While ecological studies can result in erroneous findings due to confounding, they are still very useful in developing hypotheses as well as providing information about the effects of diets over the entire lifetime. An ecological study of diet and disease found that animal product supply was highly correlated with incidence and mortality rates for types of cancer common in Western developed countries [19]. A reasonable amount of the risk is likely to come from early life as observational studies of diet and cancer risk late in life generally did not confirm the findings. More recently an ecological study evaluated the contribution of sweetener supply in national diets to risk of diabetes [20].

References
1.Yudkin J Diet and coronary thrombosis hypothesis and fact. Lancet. 1957;273:155-62.
2. Yudkin J. Dietary fat and dietary sugar in relation to ischaemic heart-disease and diabetes. Lancet. 1964;2:4-5.
3. Yudkin J, Roddy J. Levels of dietary sucrose in patients with occlusive atherosclerotic disease. Lancet. 1964;2:6-8.
4. Yudkin J, Morland J. Sugar intake and myocardial infarction. Am J Clin Nutr. 1967;20:503-6.
5. Yudkin J. Sweet and Dangerous. Peter H. Wyden, Inc. NY, 1972, 208 pp.
6. Keys A (ed.) Coronary heart disease in seven countries. Circulation. 1970;14(suppl):s1-211.
7. Keys A. Sucrose in the diet and coronary heart disease. Atherosclerosis. 1971;14:193-202.
8. Armstrong BK, Mann JI, Adelstein AM, Eskin F. Commodity consumption and ischemic heart disease mortality, with special reference to dietary practices. J Chronic Dis. 1975;28:455-69.
9. Select Committee on Nutrition and Human Needs. United States Senate. 1977 Dietary Goals for the United States. Washington, DC. Feb. 1977.
10. Grant WB. Reassessing the role of sugar in the etiology of heart disease. J Orthomolec Med. 1998;13:95 104.
11. Grant WB. Milk and other dietary influences on coronary heart disease.
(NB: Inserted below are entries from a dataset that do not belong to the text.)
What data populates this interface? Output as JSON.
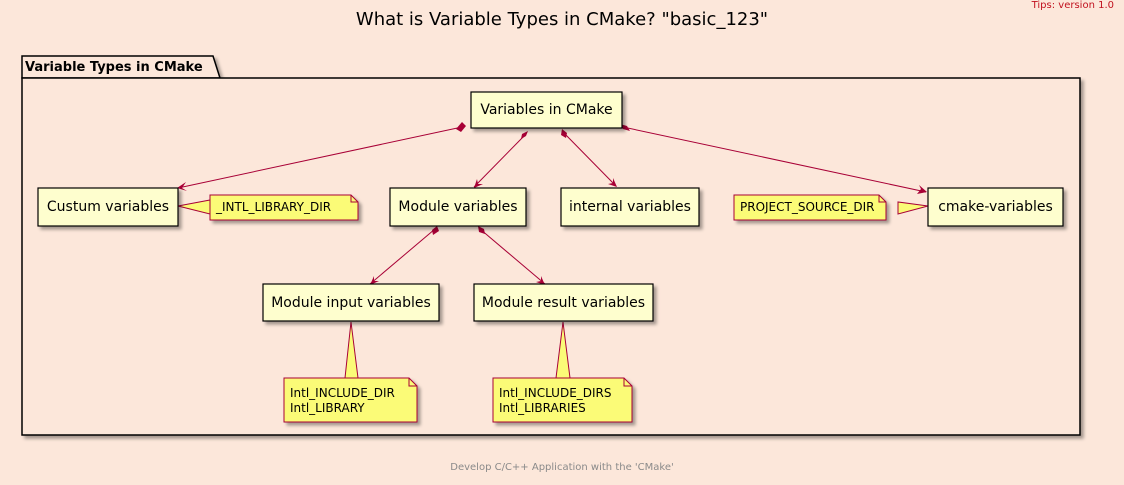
{
  "header": {
    "tips": "Tips: version 1.0"
  },
  "diagram": {
    "title": "What is Variable Types in CMake? \"basic_123\"",
    "package": "Variable Types in CMake",
    "nodes": {
      "root": "Variables in CMake",
      "custum": "Custum variables",
      "module": "Module variables",
      "internal": "internal variables",
      "cmake": "cmake-variables",
      "module_input": "Module input variables",
      "module_result": "Module result variables"
    },
    "notes": {
      "intl_library_dir": "_INTL_LIBRARY_DIR",
      "project_source_dir": "PROJECT_SOURCE_DIR",
      "input_line1": "Intl_INCLUDE_DIR",
      "input_line2": "Intl_LIBRARY",
      "result_line1": "Intl_INCLUDE_DIRS",
      "result_line2": "Intl_LIBRARIES"
    },
    "footer": "Develop C/C++ Application with the 'CMake'"
  },
  "colors": {
    "background": "#FCE7DA",
    "node_fill": "#FEFECE",
    "note_fill": "#FBFB77",
    "arrow": "#A80036",
    "tips": "#C1121F"
  }
}
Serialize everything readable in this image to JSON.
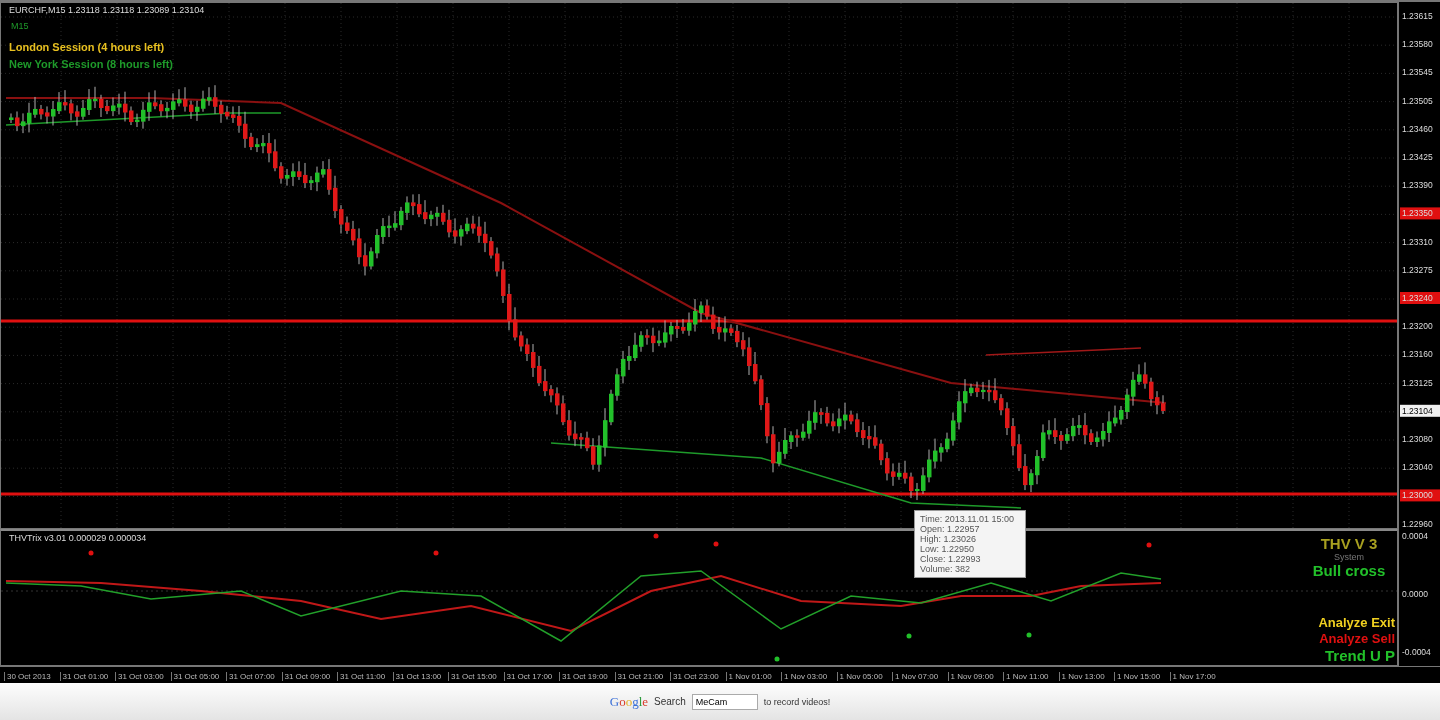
{
  "chart_header": "EURCHF,M15  1.23118 1.23118 1.23089 1.23104",
  "timeframe_label": "M15",
  "sessions": [
    {
      "label": "London Session (4 hours left)",
      "color": "#e8c020"
    },
    {
      "label": "New York Session (8 hours left)",
      "color": "#1e9a2a"
    }
  ],
  "price_axis": [
    {
      "text": "1.23615",
      "kind": "tick"
    },
    {
      "text": "1.23580",
      "kind": "tick"
    },
    {
      "text": "1.23545",
      "kind": "tick"
    },
    {
      "text": "1.23505",
      "kind": "tick"
    },
    {
      "text": "1.23460",
      "kind": "tick"
    },
    {
      "text": "1.23425",
      "kind": "tick"
    },
    {
      "text": "1.23390",
      "kind": "tick"
    },
    {
      "text": "1.23350",
      "kind": "marker"
    },
    {
      "text": "1.23310",
      "kind": "tick"
    },
    {
      "text": "1.23275",
      "kind": "tick"
    },
    {
      "text": "1.23240",
      "kind": "marker"
    },
    {
      "text": "1.23200",
      "kind": "tick"
    },
    {
      "text": "1.23160",
      "kind": "tick"
    },
    {
      "text": "1.23125",
      "kind": "tick"
    },
    {
      "text": "1.23104",
      "kind": "current"
    },
    {
      "text": "1.23080",
      "kind": "tick"
    },
    {
      "text": "1.23040",
      "kind": "tick"
    },
    {
      "text": "1.23000",
      "kind": "marker"
    },
    {
      "text": "1.22960",
      "kind": "tick"
    }
  ],
  "tooltip": [
    "Time: 2013.11.01 15:00",
    "Open: 1.22957",
    "High: 1.23026",
    "Low: 1.22950",
    "Close: 1.22993",
    "Volume: 382"
  ],
  "indicator": {
    "header": "THVTrix v3.01 0.000029 0.000034",
    "title": "THV V 3",
    "subtitle": "System",
    "signal": "Bull cross",
    "axis_labels": [
      "0.0004",
      "0.0000",
      "-0.0004"
    ]
  },
  "signals": [
    {
      "text": "Analyze Exit",
      "color": "#f0d020"
    },
    {
      "text": "Analyze Sell",
      "color": "#e01010"
    },
    {
      "text": "Trend U P",
      "color": "#22c02a"
    }
  ],
  "time_axis": [
    "30 Oct 2013",
    "31 Oct 01:00",
    "31 Oct 03:00",
    "31 Oct 05:00",
    "31 Oct 07:00",
    "31 Oct 09:00",
    "31 Oct 11:00",
    "31 Oct 13:00",
    "31 Oct 15:00",
    "31 Oct 17:00",
    "31 Oct 19:00",
    "31 Oct 21:00",
    "31 Oct 23:00",
    "1 Nov 01:00",
    "1 Nov 03:00",
    "1 Nov 05:00",
    "1 Nov 07:00",
    "1 Nov 09:00",
    "1 Nov 11:00",
    "1 Nov 13:00",
    "1 Nov 15:00",
    "1 Nov 17:00"
  ],
  "footer": {
    "logo": "Google",
    "search_label": "Search",
    "search_value": "MeCam",
    "note": "to record videos!"
  }
}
Altern Med Rev. 1998;3:281 94.
12. Seely S. Diet and coronary heart disease: a survey of female mortality rates and food consumption statistics of 21 countries. Med Hypotheses. 1981;7:1133-7.
13. Grant WB. Commentary: Ecologic studies in identifying dietary risk factors for coronary heart disease and cancer. Int J Epidemiol. 2008;37:1209-11.
14. Barker ME, Thompson KA, McClean SI. Do type as eat differently? A comparison of men and women. Appetite. 1996;26:277-85.
15. Lawlor DA, Ebrahim S, Davey Smith G. Sex matters: secular and geographical trends in sex differences in coronary heart disease mortality. BMJ. 2001;323:541-5.
16. Johnson RK, Appel LJ, Brands M, Howard BV, Lefevre M, Lustig RH, et al. Dietary sugars intake and cardiovascular health: a scientific statement from the American Heart Association. Circulation. 2009;120:1011-20.
17. Puska P. Fat and heart disease: yes we can make a change--the case of North Karelia (Finland). Ann Nutr Metab. 2009;54 Suppl 1:33-8.
18. Zatonski WA, McMichael AJ, Powles JW. Ecological study of reasons for sharp decline in mortality from ischaemic heart disease in Poland since 1991. BMJ. 1998;316:1047-51.
19. Armstrong B, Doll R. Environmental factors and cancer incidence and mortality in different countries, with special reference to dietary practices. Int J Cancer. 1975;15:617-31.
20. Basu S, Yoffe P, Hills N, Lustig RH. The relationship of sugar to population-level diabetes prevalence: an econometric analysis of repeated cross-sectional data. PLoS One. 2013;8:e57873.

Competing interests: No competing interests

28 October 2013
William B. Grant
Research scientist
Sunlight, Nutrition and Health Research Center
PO Box 641603, San Francisco, CA 94164-1603 USA